There was my poor cake, being held together like an accident victim needing EMS. Sitting in the walk-in, I prayed for a miracle. I closed my eyes, clicked my rubber spatulas together three times and when next I looked, realizing that things had indeed remained the same, I settled into a neurotic funk.

Suddenly I awoke from my frigid stupor with an idea. I jettisoned myself to the hotel carpenter, gave him the copy of my groundplan, and had him build me a wood Babel. Then, on the runway wrapping around it I placed the layers of real cake I had already baked. Ready to decorate!

Friday, January 31.
(Note: My cakes in process look [a] not beautiful [b] awkward [c] crummy and [d] bizarre. Woulds't thou judge a Monet painting before it is fini? Non!). I'm rolling my very unfinished cake through the corridor of the hotel when Miss Ross, her bodyguards, her mink coat and sunglasses pass me by, glance at the gateau and disappear. Oy vey.

Saturday, February 1. The Wedding Day.
I have been up all night decorating. I espy the pastry chefs across from where I am working, making something which looks surprisingly like a wedding cake.

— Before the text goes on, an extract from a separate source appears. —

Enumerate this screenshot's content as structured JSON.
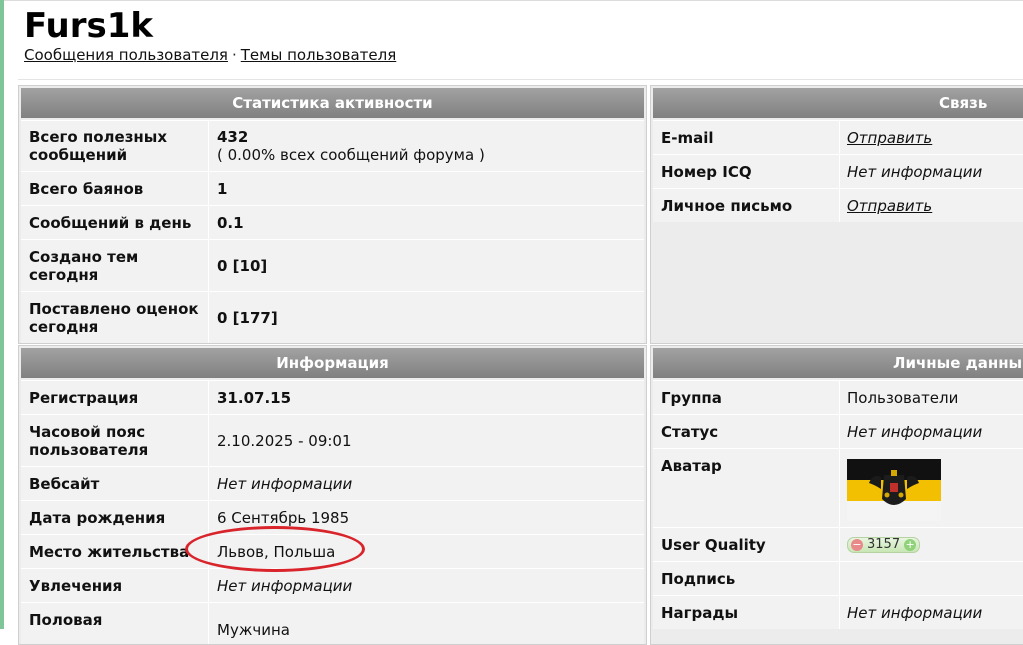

Freaking out (once again), I summon up the courage to inquire as to what they're doing. Unfortunately they tell me, "We are making a wedding cake for Miss Diana Ross."

Now hear this. Miss Ross, who thought my cake looked too yellow that day in her sunglasses, wanted to have two cakes made, and during the reception, she was to be handed polaroids of both at which point she would choose. The great Diana Ross Wedding Cake Bakeoff.

The tension in this hotel was palpable. Determined beyond belief to make my cake spectacular, but near a nervous breakdown, I worked feverishly leaving a trail of edible gold dust behind me. Both cakes finished, the polaroids were taken.

The Wedding Night.
Drum roll. I won't keep you in suspense. I won. At the moment of my bittersweet victory, the owner of the hotel told me he thought if the guests ate my cake they would be poisoned by it. We had an argument. I had never argued with such an important person. I survived it though. I heard Miss Ross actually ate my cake (and lived) saying, while chewing (This is a direct quote), "Oh, it tastes wonderful." I have since had much psychotherapy, and am presently reasonably stable. I live in Santa Fe where things like this don't happen (Do they?).

I have learned one thing. If I'm in the shower, and the phone rings, I just go on singing.